  • Online participation;
  • online social networks;
  • digital scholarship;
  • social networking sites;
  • Twitter;
  • higher education

Abstract
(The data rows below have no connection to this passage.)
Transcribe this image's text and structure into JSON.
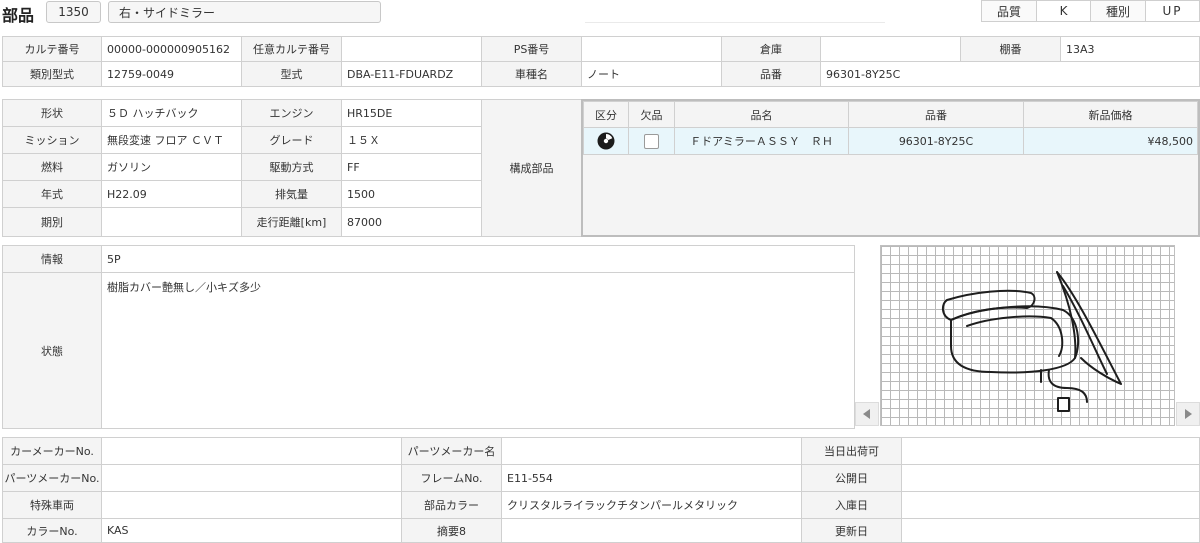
{
  "header": {
    "title": "部品",
    "code": "1350",
    "part_name": "右・サイドミラー",
    "quality_label": "品質",
    "quality_value": "K",
    "type_label": "種別",
    "type_value": "UP"
  },
  "info1": {
    "karte_no_label": "カルテ番号",
    "karte_no": "00000-000000905162",
    "opt_karte_label": "任意カルテ番号",
    "opt_karte": "",
    "ps_label": "PS番号",
    "ps": "",
    "warehouse_label": "倉庫",
    "warehouse": "",
    "shelf_label": "棚番",
    "shelf": "13A3",
    "class_label": "類別型式",
    "class": "12759-0049",
    "model_label": "型式",
    "model": "DBA-E11-FDUARDZ",
    "car_label": "車種名",
    "car": "ノート",
    "partno_label": "品番",
    "partno": "96301-8Y25C"
  },
  "vehicle": {
    "shape_label": "形状",
    "shape": "５Ｄ ハッチバック",
    "engine_label": "エンジン",
    "engine": "HR15DE",
    "mission_label": "ミッション",
    "mission": "無段変速 フロア ＣＶＴ",
    "grade_label": "グレード",
    "grade": "１５Ｘ",
    "fuel_label": "燃料",
    "fuel": "ガソリン",
    "drive_label": "駆動方式",
    "drive": "FF",
    "year_label": "年式",
    "year": "H22.09",
    "displacement_label": "排気量",
    "displacement": "1500",
    "period_label": "期別",
    "period": "",
    "mileage_label": "走行距離[km]",
    "mileage": "87000"
  },
  "components": {
    "label": "構成部品",
    "columns": [
      "区分",
      "欠品",
      "品名",
      "品番",
      "新品価格"
    ],
    "rows": [
      {
        "name": "ＦドアミラーＡＳＳＹ　ＲＨ",
        "partno": "96301-8Y25C",
        "price": "¥48,500"
      }
    ]
  },
  "notes": {
    "info_label": "情報",
    "info": "5P",
    "condition_label": "状態",
    "condition": "樹脂カバー艶無し／小キズ多少"
  },
  "bottom": {
    "car_maker_no_label": "カーメーカーNo.",
    "car_maker_no": "",
    "parts_maker_name_label": "パーツメーカー名",
    "parts_maker_name": "",
    "same_day_label": "当日出荷可",
    "same_day": "",
    "parts_maker_no_label": "パーツメーカーNo.",
    "parts_maker_no": "",
    "frame_label": "フレームNo.",
    "frame": "E11-554",
    "public_date_label": "公開日",
    "public_date": "",
    "special_label": "特殊車両",
    "special": "",
    "part_color_label": "部品カラー",
    "part_color": "クリスタルライラックチタンパールメタリック",
    "stock_date_label": "入庫日",
    "stock_date": "",
    "color_no_label": "カラーNo.",
    "color_no": "KAS",
    "summary_label": "摘要8",
    "summary": "",
    "update_label": "更新日",
    "update": ""
  },
  "icons": {
    "gallery_prev": "chevron-left-icon",
    "gallery_next": "chevron-right-icon",
    "category": "disc-icon",
    "missing": "checkbox-icon"
  }
}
Scholars participate in online social networks for professional purposes. In such networks, learning takes the form of participation and identity formation through engagement in and contribution to networked practices. While current literature describes the possible benefits of online participation, empirical research on scholars' use of online social networks in the educational technology literature is negligible. The purpose of this paper is to understand scholars' naturalistic practices in social networks in general, and on Twitter in particular. Tweets from 45 scholars were analysed qualitatively to arrive at dominant themes describing online social network practice. Findings indicate that scholars participating on Twitter (1) shared information, resources, and media relating to their professional practice; (2) shared information about their classroom and their students; (3) requested assistance from and offered suggestions to others; (4) engaged in social commentary; (5) engaged in digital identity and impression management; (6) sought to network and make connections with others; and (7) highlighted their participation in online networks other than Twitter. These findings assist the field in understanding the emerging practice of scholarly participation in online networks.